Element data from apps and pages
-------

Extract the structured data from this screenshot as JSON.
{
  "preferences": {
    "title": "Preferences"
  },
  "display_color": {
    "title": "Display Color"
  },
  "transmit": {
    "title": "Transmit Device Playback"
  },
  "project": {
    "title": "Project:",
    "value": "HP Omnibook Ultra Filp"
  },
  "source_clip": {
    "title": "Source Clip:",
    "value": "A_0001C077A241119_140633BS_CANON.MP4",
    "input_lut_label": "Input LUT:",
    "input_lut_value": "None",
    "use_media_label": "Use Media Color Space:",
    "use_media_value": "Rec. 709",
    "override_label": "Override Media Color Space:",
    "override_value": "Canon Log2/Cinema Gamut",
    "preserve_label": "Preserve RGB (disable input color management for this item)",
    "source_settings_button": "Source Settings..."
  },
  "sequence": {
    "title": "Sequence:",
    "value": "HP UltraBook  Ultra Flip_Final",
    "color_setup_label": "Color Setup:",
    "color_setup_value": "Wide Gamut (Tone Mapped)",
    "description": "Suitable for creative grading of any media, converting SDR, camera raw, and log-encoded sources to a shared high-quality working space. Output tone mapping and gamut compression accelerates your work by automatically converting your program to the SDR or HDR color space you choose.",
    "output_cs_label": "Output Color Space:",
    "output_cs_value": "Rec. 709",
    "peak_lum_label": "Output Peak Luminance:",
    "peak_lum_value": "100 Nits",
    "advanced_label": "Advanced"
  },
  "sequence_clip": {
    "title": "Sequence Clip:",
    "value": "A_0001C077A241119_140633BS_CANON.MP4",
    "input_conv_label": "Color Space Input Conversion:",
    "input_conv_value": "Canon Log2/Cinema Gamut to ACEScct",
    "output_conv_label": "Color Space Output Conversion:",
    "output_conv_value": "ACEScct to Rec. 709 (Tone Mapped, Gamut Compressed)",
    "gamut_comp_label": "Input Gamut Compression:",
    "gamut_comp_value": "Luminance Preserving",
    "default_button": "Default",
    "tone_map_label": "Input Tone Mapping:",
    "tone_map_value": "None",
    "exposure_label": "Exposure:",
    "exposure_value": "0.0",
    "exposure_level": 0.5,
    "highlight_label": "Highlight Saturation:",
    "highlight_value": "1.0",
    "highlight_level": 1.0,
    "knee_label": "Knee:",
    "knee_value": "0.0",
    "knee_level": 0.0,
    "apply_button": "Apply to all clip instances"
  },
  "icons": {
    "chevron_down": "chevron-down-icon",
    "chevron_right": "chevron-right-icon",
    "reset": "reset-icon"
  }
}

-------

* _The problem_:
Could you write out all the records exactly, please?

* _The completed task_:
Extract the structured data from this screenshot as JSON.
{
  "preferences": {
    "title": "Preferences"
  },
  "display_color": {
    "title": "Display Color"
  },
  "transmit": {
    "title": "Transmit Device Playback"
  },
  "project": {
    "title": "Project:",
    "value": "HP Omnibook Ultra Filp"
  },
  "source_clip": {
    "title": "Source Clip:",
    "value": "A_0001C077A241119_140633BS_CANON.MP4",
    "input_lut_label": "Input LUT:",
    "input_lut_value": "None",
    "use_media_label": "Use Media Color Space:",
    "use_media_value": "Rec. 709",
    "override_label": "Override Media Color Space:",
    "override_value": "Canon Log2/Cinema Gamut",
    "preserve_label": "Preserve RGB (disable input color management for this item)",
    "source_settings_button": "Source Settings..."
  },
  "sequence": {
    "title": "Sequence:",
    "value": "HP UltraBook  Ultra Flip_Final",
    "color_setup_label": "Color Setup:",
    "color_setup_value": "Wide Gamut (Tone Mapped)",
    "description": "Suitable for creative grading of any media, converting SDR, camera raw, and log-encoded sources to a shared high-quality working space. Output tone mapping and gamut compression accelerates your work by automatically converting your program to the SDR or HDR color space you choose.",
    "output_cs_label": "Output Color Space:",
    "output_cs_value": "Rec. 709",
    "peak_lum_label": "Output Peak Luminance:",
    "peak_lum_value": "100 Nits",
    "advanced_label": "Advanced"
  },
  "sequence_clip": {
    "title": "Sequence Clip:",
    "value": "A_0001C077A241119_140633BS_CANON.MP4",
    "input_conv_label": "Color Space Input Conversion:",
    "input_conv_value": "Canon Log2/Cinema Gamut to ACEScct",
    "output_conv_label": "Color Space Output Conversion:",
    "output_conv_value": "ACEScct to Rec. 709 (Tone Mapped, Gamut Compressed)",
    "gamut_comp_label": "Input Gamut Compression:",
    "gamut_comp_value": "Luminance Preserving",
    "default_button": "Default",
    "tone_map_label": "Input Tone Mapping:",
    "tone_map_value": "None",
    "exposure_label": "Exposure:",
    "exposure_value": "0.0",
    "exposure_level": 0.5,
    "highlight_label": "Highlight Saturation:",
    "highlight_value": "1.0",
    "highlight_level": 1.0,
    "knee_label": "Knee:",
    "knee_value": "0.0",
    "knee_level": 0.0,
    "apply_button": "Apply to all clip instances"
  },
  "icons": {
    "chevron_down": "chevron-down-icon",
    "chevron_right": "chevron-right-icon",
    "reset": "reset-icon"
  }
}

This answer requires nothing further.